[[ DATASET EXTRACT, beginning ]]

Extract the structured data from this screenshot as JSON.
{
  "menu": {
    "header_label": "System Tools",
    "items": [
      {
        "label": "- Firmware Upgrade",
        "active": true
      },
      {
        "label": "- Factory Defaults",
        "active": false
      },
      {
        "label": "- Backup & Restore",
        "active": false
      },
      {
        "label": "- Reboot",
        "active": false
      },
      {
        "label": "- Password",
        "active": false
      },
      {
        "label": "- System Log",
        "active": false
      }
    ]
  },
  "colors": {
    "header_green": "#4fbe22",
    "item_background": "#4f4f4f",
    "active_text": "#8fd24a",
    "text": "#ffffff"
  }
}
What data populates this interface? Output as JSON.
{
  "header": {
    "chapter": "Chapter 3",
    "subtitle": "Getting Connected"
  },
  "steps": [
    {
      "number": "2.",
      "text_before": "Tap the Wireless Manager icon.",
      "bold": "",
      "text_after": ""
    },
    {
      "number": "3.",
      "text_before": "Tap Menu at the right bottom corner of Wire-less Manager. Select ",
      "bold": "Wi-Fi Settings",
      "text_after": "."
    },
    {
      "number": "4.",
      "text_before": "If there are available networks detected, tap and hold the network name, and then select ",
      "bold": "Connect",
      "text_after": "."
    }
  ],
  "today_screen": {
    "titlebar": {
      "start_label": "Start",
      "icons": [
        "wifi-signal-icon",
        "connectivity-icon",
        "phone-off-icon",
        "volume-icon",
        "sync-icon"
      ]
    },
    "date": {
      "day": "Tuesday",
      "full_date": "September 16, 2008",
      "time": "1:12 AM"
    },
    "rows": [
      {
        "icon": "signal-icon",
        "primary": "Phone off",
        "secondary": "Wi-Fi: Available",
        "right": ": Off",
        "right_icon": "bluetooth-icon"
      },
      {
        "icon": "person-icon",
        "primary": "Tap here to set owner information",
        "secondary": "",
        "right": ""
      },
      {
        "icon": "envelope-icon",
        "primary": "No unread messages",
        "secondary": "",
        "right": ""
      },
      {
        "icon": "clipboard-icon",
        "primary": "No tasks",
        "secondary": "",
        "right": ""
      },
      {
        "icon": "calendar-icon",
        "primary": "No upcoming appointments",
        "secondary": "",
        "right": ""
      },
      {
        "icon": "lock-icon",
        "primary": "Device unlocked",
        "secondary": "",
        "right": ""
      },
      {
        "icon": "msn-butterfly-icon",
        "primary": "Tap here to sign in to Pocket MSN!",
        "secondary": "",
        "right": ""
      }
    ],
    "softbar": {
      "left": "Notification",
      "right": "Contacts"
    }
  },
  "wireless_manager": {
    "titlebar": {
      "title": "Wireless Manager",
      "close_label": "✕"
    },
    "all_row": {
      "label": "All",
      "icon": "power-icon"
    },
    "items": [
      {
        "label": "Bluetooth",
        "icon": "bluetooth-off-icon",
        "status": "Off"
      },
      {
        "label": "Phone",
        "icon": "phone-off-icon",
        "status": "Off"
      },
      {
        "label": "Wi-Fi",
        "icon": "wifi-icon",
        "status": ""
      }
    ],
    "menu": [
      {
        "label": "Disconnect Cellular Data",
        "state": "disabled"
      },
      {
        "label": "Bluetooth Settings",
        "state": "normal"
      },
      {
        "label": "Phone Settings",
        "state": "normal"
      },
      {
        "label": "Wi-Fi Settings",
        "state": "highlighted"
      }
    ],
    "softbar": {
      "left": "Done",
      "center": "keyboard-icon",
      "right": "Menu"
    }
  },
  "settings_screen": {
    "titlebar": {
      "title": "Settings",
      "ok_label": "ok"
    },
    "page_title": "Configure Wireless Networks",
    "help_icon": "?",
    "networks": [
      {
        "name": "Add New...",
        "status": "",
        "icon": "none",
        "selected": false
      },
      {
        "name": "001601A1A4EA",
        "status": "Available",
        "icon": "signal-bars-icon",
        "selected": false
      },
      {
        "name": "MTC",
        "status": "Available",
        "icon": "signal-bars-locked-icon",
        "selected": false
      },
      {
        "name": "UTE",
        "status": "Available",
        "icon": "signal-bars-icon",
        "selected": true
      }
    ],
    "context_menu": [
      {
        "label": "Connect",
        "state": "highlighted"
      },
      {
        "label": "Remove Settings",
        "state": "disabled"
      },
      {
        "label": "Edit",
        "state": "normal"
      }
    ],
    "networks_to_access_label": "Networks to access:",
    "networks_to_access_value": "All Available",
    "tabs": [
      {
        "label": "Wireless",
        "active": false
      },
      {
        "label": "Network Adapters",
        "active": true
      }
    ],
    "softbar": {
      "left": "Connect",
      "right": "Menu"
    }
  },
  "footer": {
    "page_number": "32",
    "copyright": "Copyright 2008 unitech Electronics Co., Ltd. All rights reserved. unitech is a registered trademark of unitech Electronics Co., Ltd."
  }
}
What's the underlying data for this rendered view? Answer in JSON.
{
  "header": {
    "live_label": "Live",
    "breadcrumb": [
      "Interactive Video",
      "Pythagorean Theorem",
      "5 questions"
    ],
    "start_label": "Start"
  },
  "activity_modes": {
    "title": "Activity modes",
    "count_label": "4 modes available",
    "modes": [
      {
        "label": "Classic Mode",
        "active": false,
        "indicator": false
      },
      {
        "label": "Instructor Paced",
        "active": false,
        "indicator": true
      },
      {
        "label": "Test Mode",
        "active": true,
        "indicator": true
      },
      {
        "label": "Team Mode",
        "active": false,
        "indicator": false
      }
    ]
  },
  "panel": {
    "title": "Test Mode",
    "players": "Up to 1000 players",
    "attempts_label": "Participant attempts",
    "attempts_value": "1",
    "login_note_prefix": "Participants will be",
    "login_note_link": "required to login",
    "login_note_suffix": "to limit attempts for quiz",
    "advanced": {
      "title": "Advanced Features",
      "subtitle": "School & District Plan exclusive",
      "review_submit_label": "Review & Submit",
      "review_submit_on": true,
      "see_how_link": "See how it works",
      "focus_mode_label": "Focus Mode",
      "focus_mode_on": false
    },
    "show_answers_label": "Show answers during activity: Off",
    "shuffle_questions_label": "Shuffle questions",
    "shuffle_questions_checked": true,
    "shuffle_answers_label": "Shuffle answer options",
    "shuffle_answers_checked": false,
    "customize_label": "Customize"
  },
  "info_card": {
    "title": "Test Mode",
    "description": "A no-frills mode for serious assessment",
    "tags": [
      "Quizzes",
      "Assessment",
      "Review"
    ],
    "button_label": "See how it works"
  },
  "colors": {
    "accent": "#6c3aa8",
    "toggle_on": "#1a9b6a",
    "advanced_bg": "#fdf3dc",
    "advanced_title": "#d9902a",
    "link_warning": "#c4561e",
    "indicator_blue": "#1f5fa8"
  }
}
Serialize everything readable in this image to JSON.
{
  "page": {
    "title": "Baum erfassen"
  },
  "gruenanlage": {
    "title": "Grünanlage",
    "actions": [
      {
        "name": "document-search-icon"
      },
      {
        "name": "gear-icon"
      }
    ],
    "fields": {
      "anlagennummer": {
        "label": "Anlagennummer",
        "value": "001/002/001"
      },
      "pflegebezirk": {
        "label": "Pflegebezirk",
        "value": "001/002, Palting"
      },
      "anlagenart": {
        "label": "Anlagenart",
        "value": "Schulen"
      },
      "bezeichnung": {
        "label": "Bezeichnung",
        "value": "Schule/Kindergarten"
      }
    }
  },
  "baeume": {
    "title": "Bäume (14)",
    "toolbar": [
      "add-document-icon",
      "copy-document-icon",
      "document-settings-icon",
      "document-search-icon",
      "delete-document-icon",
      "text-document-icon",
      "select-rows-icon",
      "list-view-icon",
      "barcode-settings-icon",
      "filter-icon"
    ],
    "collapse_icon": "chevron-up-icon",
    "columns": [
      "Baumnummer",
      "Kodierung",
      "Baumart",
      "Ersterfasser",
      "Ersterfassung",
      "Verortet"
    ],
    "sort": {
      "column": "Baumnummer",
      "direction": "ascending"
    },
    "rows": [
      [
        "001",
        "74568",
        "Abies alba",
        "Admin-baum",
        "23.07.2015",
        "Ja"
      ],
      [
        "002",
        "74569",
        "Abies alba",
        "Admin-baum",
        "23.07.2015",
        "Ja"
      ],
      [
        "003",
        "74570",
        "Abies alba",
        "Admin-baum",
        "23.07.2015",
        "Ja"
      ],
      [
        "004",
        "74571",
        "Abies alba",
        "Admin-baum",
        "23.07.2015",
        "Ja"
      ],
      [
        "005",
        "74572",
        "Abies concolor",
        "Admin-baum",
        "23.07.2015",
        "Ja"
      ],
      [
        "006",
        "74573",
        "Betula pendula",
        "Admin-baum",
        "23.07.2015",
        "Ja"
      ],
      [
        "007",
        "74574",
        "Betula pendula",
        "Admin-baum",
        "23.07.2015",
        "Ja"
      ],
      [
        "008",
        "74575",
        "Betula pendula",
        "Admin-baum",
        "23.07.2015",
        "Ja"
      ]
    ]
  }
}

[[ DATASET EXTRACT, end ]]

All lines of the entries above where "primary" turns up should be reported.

== WRITTEN RESPONSE ==
        "primary": "Phone off",
        "primary": "Tap here to set owner information",
        "primary": "No unread messages",
        "primary": "No tasks",
        "primary": "No upcoming appointments",
        "primary": "Device unlocked",
        "primary": "Tap here to sign in to Pocket MSN!",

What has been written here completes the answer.